Appeals from the United States District Court for the Central District of Illinois, No. 84-3053 -- Richard Mills, Judge.
Easterbrook, Ripple and Kanne, Circuit Judges.
Michael J. Scully and Peter D. Scully, as trustees of nine trusts established for members of the Scully family, brought this action against the United States seeking a refund of $274,583 in income taxes paid by the trusts. The trustees argued that the trusts were entitled to the refund because the trusts had sold 980 acres of real estate at a loss of more than $500 per acre. The district court granted the government's motion for summary judgment on the ground that section 267(b)(5) of the Internal Revenue Code of 1954 (Code) disallowed the loss. The trustees appealed. During the pendency of that appeal, the government changed its position and concluded that section 267(b)(5) did not disallow the loss, but that section 267(b)(6) did so. Based on the government's change of position, this court remanded the case to the district court so that the trustees could file a motion seeking relief from the district court judgment under Rule 60(b) of the Federal Rules of Civil Procedure.*fn1 On remand, the district court denied the trustees' motion and reaffirmed its earlier judgment. It adhered to its earlier view that section 267(b)(5) was the applicable section and that this section disallowed the trusts' claimed loss. The trustees, in accordance with the earlier ruling of this court, then filed an appeal from the district court's denial of the Rule 60(b) motion that was consolidated with their earlier appeal.
We conclude that the loss was properly disallowed. However, we affirm the judgment of the district court on the ground that Code section 165 does not permit deduction of the loss, and not on the rationale relied upon by the district court.
In the 1850's, William Scully, a native of Ireland, purchased 46,000 acres of land in central Illinois. Rather than farm this land himself, Mr. Scully chose to lease the land in a fashion similar to the one his family had used in Ireland for many years. Under this system, the typical lease term was only one year, but the tenants were assured that their lease would be renewed if they paid their rent promptly in cash and if they properly maintained their property. The tenants were required and encouraged to construct and maintain buildings, fences and other improvements. If the tenant wished to move or retire, he was entitled to sell his improvements to a succeeding tenant, if acceptable to Mr. Scully, as if those improvements were personal property.
Most of the 46,000 acres have remained in the Scully family ever since, and the practices instituted by William Scully are still respected. The family itself refers to the practice as the "Scully Tradition." The land is managed today by Michael and Peter Scully, the grandchildren of William, with the help of two agents, from offices in Lincoln and Dwight, Illinois. They arrange the leases, collect the rents, pay the taxes, maintain the drainage system, and ensure that the tenants abide by the leases.
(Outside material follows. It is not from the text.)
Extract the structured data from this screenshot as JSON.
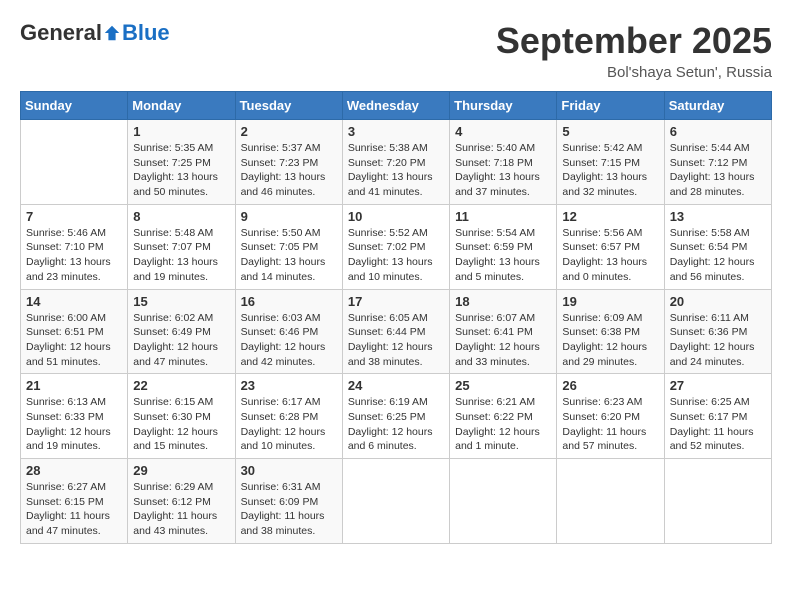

Many of the tenants belong to families that have leased the same land from the Scullys for three or four generations. The tenants have erected valuable improvements on the land, aggregating $10 million or more, and they rely on the Scully Tradition to safeguard their investments. Michael and Peter Scully agree that it is important that the property stay in the family.
In 1959 title to the land was in Thomas Scully, the son of William and the father of Michael and Peter. In that year, Thomas created two trusts (the Buying Trusts), one for the benefit of Michael's children, the other for the benefit of Peter's children. Thomas placed some of his land into those trusts. The terms of the Buying Trusts provided that the trust estate should be divided into shares of equal value for each of Michael's and Peter's children, with Michael and Peter serving as co-trustees. If Michael or Peter should have additional children, the trust estate was to be redivided so that each child would have an equal share. The Buying Trusts' dispositive provisions provided that two-thirds of the annual income from the trusts was to be paid to the children after they reached the age of 21, and one-third was to be added to corpus. The Buying Trusts were to terminate ten years after the death of the last to die of the children of Michael and Peter living in 1959. When any of the children died during the term of the Buying Trusts, that child's descendants would succeed to that interest per stirpes.
Thomas died in 1961. By his will, one-half of his adjusted gross estate was placed in a marital trust for the benefit of his wife Violet. She was given a general power of appointment over the assets in the marital trust "as she shall direct in her Will." If she did not exercise the power of appointment, the property in the marital trust was to be added to, and disposed of, as part of Thomas' residuary estate.
Violet died on August 9, 1976. At that time, more than 7,000 acres of the Scully land was held in the marital trust. In her will, she exercised the power of appointment and directed that most of this land be divided into equal trusts for the benefit of each of Michael's and Peter's children (the Selling Trusts).*fn2 Michael and Peter were named co-trustees of the Selling Trusts. All relevant provisions of the trusts were the same as for the Buying Trusts, with two exceptions. First, all income of the Selling Trusts, instead of two-thirds of the income, was to be distributed to the children once they reached the age of 21. Second, the Selling Trusts were to terminate ten years after the death of the last ...